==== Exercise input
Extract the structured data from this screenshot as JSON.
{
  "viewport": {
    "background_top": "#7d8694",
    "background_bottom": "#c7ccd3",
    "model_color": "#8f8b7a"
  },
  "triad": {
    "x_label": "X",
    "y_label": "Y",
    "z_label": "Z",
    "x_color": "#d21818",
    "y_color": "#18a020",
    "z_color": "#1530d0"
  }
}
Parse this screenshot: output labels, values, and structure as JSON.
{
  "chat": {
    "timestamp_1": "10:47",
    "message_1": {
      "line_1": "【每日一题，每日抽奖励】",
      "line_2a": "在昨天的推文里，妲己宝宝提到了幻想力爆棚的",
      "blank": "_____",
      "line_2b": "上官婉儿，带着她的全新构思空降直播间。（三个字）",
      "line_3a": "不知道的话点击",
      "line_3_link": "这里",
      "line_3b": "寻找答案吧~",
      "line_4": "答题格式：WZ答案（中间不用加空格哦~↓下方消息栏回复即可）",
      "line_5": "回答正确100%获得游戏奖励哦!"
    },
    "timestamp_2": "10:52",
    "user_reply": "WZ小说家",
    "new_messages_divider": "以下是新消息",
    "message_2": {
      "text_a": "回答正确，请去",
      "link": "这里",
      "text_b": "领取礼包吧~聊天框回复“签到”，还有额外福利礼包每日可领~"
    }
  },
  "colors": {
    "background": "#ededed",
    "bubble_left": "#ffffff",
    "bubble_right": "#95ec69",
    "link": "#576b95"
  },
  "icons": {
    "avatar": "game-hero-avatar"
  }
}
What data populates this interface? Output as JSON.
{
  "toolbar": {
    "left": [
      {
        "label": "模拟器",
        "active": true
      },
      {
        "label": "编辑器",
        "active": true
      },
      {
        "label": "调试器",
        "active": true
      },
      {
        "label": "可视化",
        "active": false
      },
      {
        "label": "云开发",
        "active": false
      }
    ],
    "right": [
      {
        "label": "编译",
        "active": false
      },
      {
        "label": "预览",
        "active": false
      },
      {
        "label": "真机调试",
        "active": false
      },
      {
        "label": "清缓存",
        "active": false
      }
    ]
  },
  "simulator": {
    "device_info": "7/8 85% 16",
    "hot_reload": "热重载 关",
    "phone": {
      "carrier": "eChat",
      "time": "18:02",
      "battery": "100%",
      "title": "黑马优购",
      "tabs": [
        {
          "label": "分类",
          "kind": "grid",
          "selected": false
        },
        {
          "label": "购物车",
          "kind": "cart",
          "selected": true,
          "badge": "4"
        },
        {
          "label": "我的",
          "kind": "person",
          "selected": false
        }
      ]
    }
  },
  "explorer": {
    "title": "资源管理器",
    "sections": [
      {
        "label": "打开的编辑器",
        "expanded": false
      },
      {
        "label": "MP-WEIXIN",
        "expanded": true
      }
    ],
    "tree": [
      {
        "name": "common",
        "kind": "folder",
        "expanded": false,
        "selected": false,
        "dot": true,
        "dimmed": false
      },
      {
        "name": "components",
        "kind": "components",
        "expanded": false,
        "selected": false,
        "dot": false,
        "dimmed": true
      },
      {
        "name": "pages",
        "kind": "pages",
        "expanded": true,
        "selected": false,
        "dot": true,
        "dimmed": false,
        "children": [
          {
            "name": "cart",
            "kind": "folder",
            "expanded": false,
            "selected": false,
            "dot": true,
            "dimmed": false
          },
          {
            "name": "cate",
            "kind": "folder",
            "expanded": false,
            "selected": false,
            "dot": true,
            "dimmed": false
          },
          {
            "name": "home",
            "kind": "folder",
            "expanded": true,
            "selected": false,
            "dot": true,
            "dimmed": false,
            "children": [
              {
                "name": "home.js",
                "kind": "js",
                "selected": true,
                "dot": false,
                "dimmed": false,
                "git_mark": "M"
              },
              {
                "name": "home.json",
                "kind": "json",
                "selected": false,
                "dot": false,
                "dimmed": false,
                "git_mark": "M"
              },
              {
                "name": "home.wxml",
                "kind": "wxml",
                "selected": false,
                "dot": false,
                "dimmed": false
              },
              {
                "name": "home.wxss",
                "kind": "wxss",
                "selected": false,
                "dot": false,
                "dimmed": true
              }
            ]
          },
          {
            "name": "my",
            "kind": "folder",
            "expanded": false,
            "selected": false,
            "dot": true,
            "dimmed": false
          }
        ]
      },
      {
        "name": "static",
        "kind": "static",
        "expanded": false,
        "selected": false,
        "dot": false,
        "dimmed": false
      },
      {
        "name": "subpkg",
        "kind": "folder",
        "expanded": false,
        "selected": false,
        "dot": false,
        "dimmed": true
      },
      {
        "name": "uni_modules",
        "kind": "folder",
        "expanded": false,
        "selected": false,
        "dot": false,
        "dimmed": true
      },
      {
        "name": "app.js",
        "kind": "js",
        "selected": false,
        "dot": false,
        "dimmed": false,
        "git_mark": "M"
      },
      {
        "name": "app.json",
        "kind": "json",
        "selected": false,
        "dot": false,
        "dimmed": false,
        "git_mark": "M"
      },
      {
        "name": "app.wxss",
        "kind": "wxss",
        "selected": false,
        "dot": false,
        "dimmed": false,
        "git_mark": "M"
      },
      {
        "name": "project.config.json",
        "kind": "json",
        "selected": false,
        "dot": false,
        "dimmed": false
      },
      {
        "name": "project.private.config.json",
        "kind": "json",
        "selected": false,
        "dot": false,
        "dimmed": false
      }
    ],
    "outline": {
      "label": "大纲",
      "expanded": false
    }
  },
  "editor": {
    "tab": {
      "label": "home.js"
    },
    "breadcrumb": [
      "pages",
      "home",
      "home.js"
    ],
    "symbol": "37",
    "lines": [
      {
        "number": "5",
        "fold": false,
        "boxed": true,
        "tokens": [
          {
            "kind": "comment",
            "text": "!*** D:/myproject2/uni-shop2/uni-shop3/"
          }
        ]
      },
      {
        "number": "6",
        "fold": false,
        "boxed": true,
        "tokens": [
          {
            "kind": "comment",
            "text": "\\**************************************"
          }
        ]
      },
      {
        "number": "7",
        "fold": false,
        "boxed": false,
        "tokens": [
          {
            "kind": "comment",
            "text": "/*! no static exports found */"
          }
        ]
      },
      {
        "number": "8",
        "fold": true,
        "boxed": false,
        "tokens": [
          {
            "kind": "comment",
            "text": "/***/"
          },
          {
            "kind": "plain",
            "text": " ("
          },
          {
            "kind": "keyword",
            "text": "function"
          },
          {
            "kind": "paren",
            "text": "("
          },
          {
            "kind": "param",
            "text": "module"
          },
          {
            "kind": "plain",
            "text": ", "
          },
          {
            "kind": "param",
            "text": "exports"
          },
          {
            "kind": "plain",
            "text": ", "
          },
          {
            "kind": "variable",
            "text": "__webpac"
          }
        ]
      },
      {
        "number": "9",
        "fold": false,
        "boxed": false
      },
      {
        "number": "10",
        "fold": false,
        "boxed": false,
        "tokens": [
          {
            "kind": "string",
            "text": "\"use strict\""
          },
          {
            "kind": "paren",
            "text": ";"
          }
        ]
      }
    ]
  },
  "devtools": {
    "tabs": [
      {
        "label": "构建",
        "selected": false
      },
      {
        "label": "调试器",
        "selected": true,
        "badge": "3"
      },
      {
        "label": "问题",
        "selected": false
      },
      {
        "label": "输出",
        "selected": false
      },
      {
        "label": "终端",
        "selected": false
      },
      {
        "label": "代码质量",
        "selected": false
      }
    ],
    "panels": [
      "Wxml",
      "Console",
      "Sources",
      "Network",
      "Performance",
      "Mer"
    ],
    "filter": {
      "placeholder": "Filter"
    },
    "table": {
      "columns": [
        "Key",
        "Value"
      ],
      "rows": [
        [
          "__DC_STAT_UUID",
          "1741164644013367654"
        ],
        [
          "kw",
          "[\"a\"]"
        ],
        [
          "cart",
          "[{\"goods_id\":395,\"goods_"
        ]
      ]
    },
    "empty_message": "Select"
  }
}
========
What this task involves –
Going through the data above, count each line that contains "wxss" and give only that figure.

Written answer –
4